Web page and app entries:
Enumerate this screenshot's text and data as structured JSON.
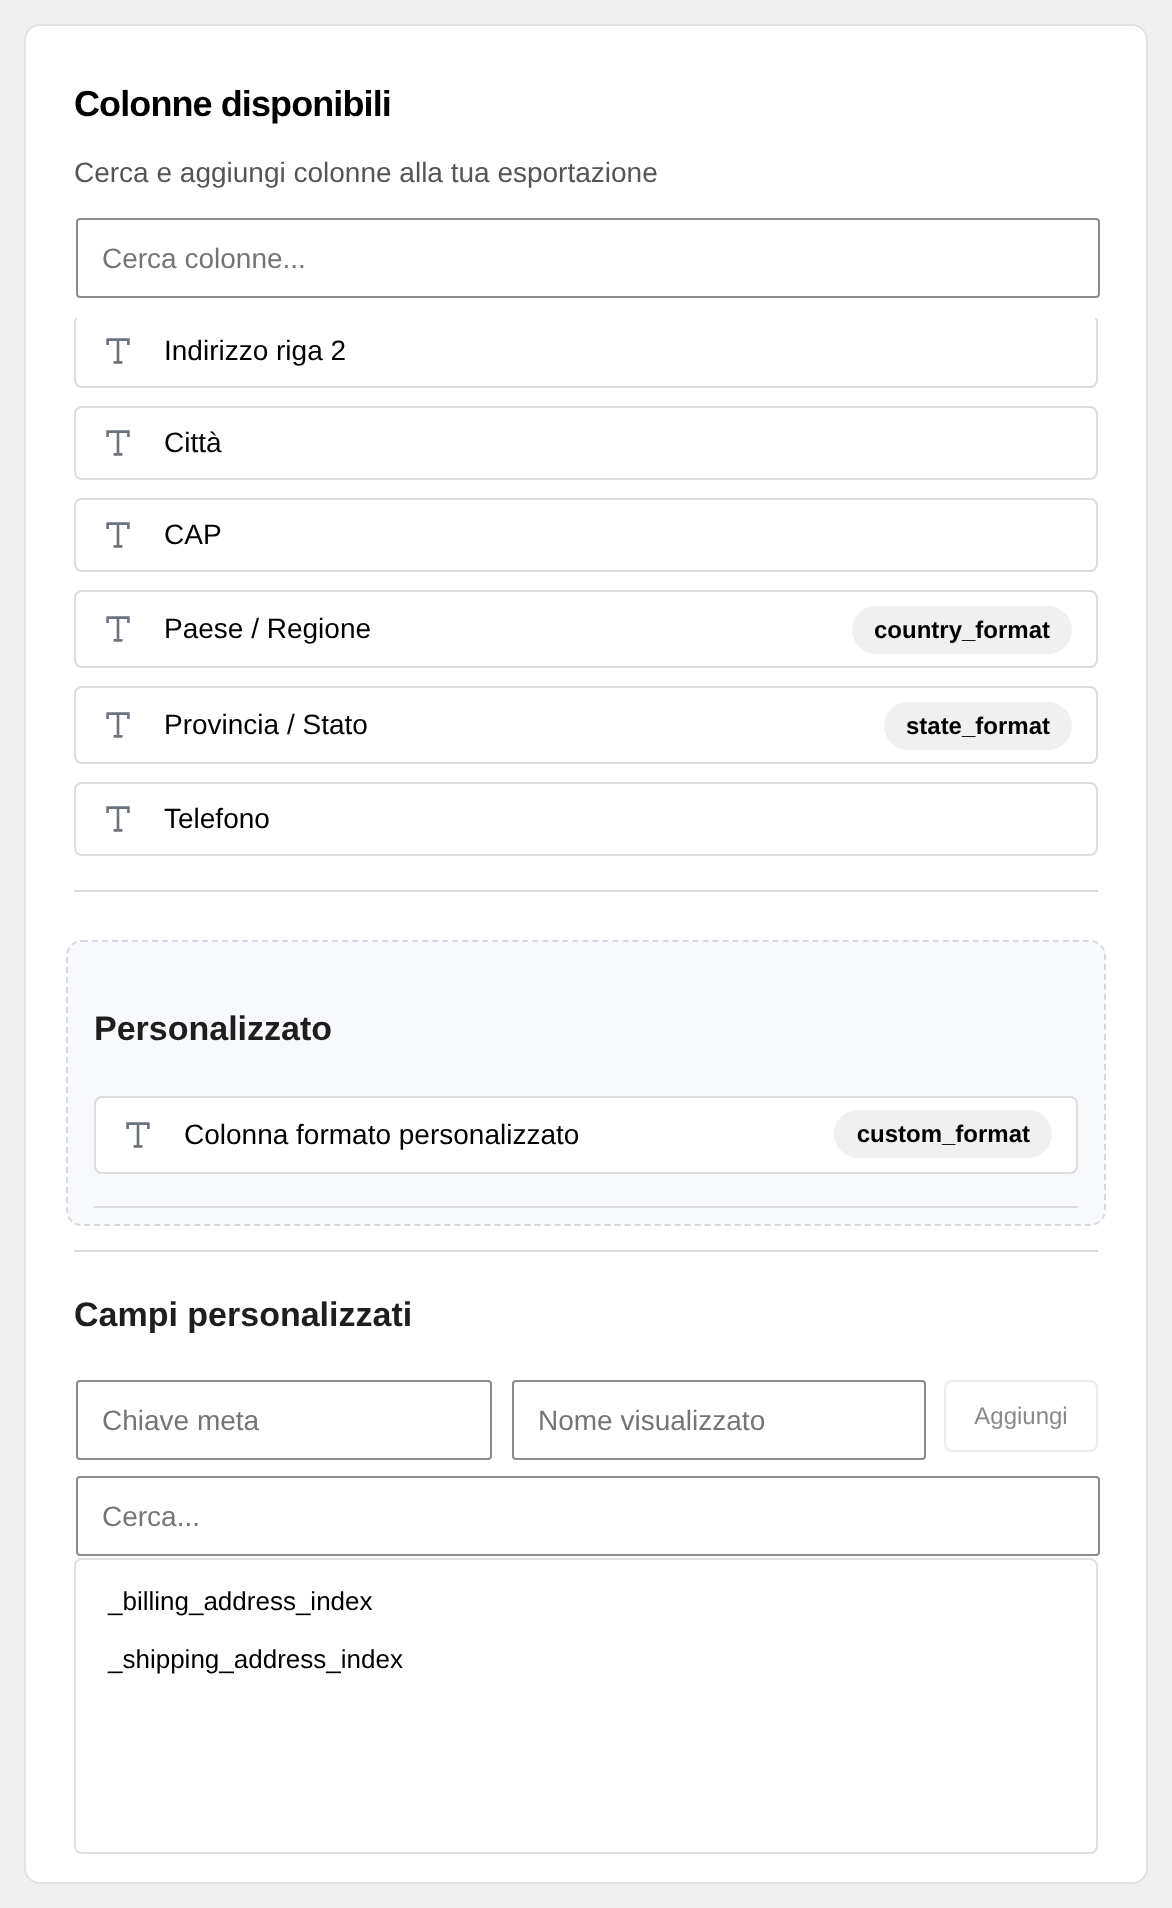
{
  "title": "Colonne disponibili",
  "subtitle": "Cerca e aggiungi colonne alla tua esportazione",
  "search": {
    "placeholder": "Cerca colonne..."
  },
  "columns": [
    {
      "label": "Indirizzo riga 2"
    },
    {
      "label": "Città"
    },
    {
      "label": "CAP"
    },
    {
      "label": "Paese / Regione",
      "badge": "country_format"
    },
    {
      "label": "Provincia / Stato",
      "badge": "state_format"
    },
    {
      "label": "Telefono"
    }
  ],
  "custom_section": {
    "title": "Personalizzato",
    "items": [
      {
        "label": "Colonna formato personalizzato",
        "badge": "custom_format"
      }
    ]
  },
  "custom_fields": {
    "title": "Campi personalizzati",
    "meta_key": {
      "placeholder": "Chiave meta"
    },
    "display_name": {
      "placeholder": "Nome visualizzato"
    },
    "add_button": "Aggiungi",
    "search": {
      "placeholder": "Cerca..."
    },
    "results": [
      "_billing_address_index",
      "_shipping_address_index"
    ]
  }
}
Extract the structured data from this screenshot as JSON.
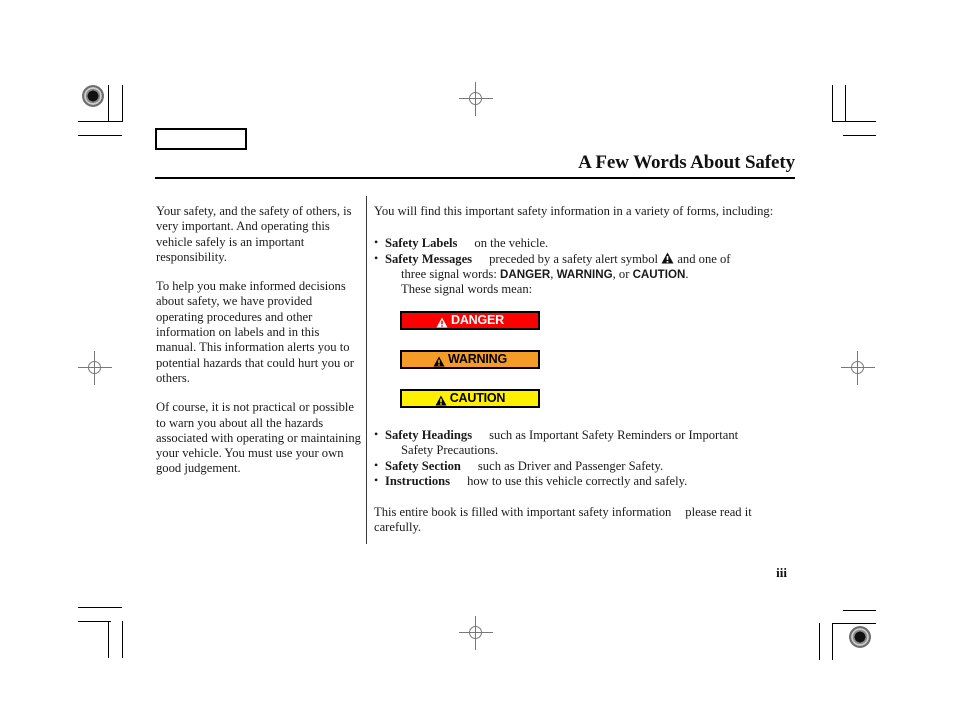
{
  "document": {
    "page_title": "A Few Words About Safety",
    "page_number": "iii"
  },
  "left_column": {
    "paragraphs": [
      "Your safety, and the safety of others, is very important. And operating this vehicle safely is an important responsibility.",
      "To help you make informed decisions about safety, we have provided operating procedures and other information on labels and in this manual. This information alerts you to potential hazards that could hurt you or others.",
      "Of course, it is not practical or possible to warn you about all the hazards associated with operating or maintaining your vehicle. You must use your own good judgement."
    ]
  },
  "right_column": {
    "intro": "You will find this important safety information in a variety of forms, including:",
    "bullets_top": [
      {
        "term": "Safety Labels",
        "text": "on the vehicle."
      },
      {
        "term": "Safety Messages",
        "text_before_symbol": "preceded by a safety alert symbol",
        "symbol": "safety-alert-triangle",
        "text_after_symbol": "and one of",
        "continuation_before": "three signal words:",
        "signal_word_1": "DANGER",
        "signal_sep_1": ",",
        "signal_word_2": "WARNING",
        "signal_sep_2": ", or",
        "signal_word_3": "CAUTION",
        "signal_end": ".",
        "continuation_line": "These signal words mean:"
      }
    ],
    "signal_boxes": [
      {
        "label": "DANGER",
        "background": "#FF0000",
        "text_color": "#FFFFFF",
        "icon": "alert-triangle-icon"
      },
      {
        "label": "WARNING",
        "background": "#F59B28",
        "text_color": "#000000",
        "icon": "alert-triangle-icon"
      },
      {
        "label": "CAUTION",
        "background": "#FFF000",
        "text_color": "#000000",
        "icon": "alert-triangle-icon"
      }
    ],
    "bullets_bottom": [
      {
        "term": "Safety Headings",
        "text": "such as Important Safety Reminders or Important",
        "continuation": "Safety Precautions."
      },
      {
        "term": "Safety Section",
        "text": "such as Driver and Passenger Safety."
      },
      {
        "term": "Instructions",
        "text": "how to use this vehicle correctly and safely."
      }
    ],
    "closing_before": "This entire book is filled with important safety information",
    "closing_after": "please read it carefully."
  }
}
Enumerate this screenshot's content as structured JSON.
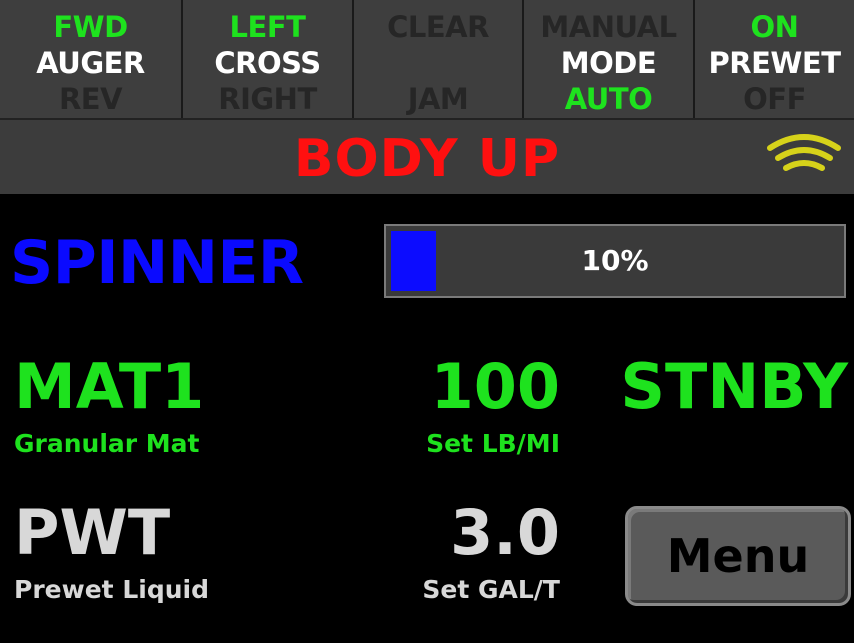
{
  "top_buttons": [
    {
      "line1": "FWD",
      "line2": "AUGER",
      "line3": "REV"
    },
    {
      "line1": "LEFT",
      "line2": "CROSS",
      "line3": "RIGHT"
    },
    {
      "line1": "CLEAR",
      "line2": "",
      "line3": "JAM"
    },
    {
      "line1": "MANUAL",
      "line2": "MODE",
      "line3": "AUTO"
    },
    {
      "line1": "ON",
      "line2": "PREWET",
      "line3": "OFF"
    }
  ],
  "status": {
    "text": "BODY UP"
  },
  "signal_icon": "wifi-signal-icon",
  "spinner": {
    "label": "SPINNER",
    "value_text": "10%",
    "value": 0.1
  },
  "material": {
    "name": "MAT1",
    "description": "Granular Mat",
    "rate": "100",
    "rate_unit": "Set LB/MI",
    "state": "STNBY"
  },
  "prewet": {
    "name": "PWT",
    "description": "Prewet Liquid",
    "rate": "3.0",
    "rate_unit": "Set GAL/T"
  },
  "menu": {
    "label": "Menu"
  },
  "colors": {
    "active_green": "#1ee21e",
    "inactive_text": "#262626",
    "status_red": "#ff1010",
    "spinner_blue": "#0a0aff",
    "panel_gray": "#3c3c3c",
    "signal_yellow": "#d6d21a"
  }
}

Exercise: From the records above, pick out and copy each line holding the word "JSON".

Completed exercise:
Enumerate this screenshot's text and data as structured JSON.
Extract the structured data from this screenshot as JSON.
Enumerate this screenshot's content as structured JSON.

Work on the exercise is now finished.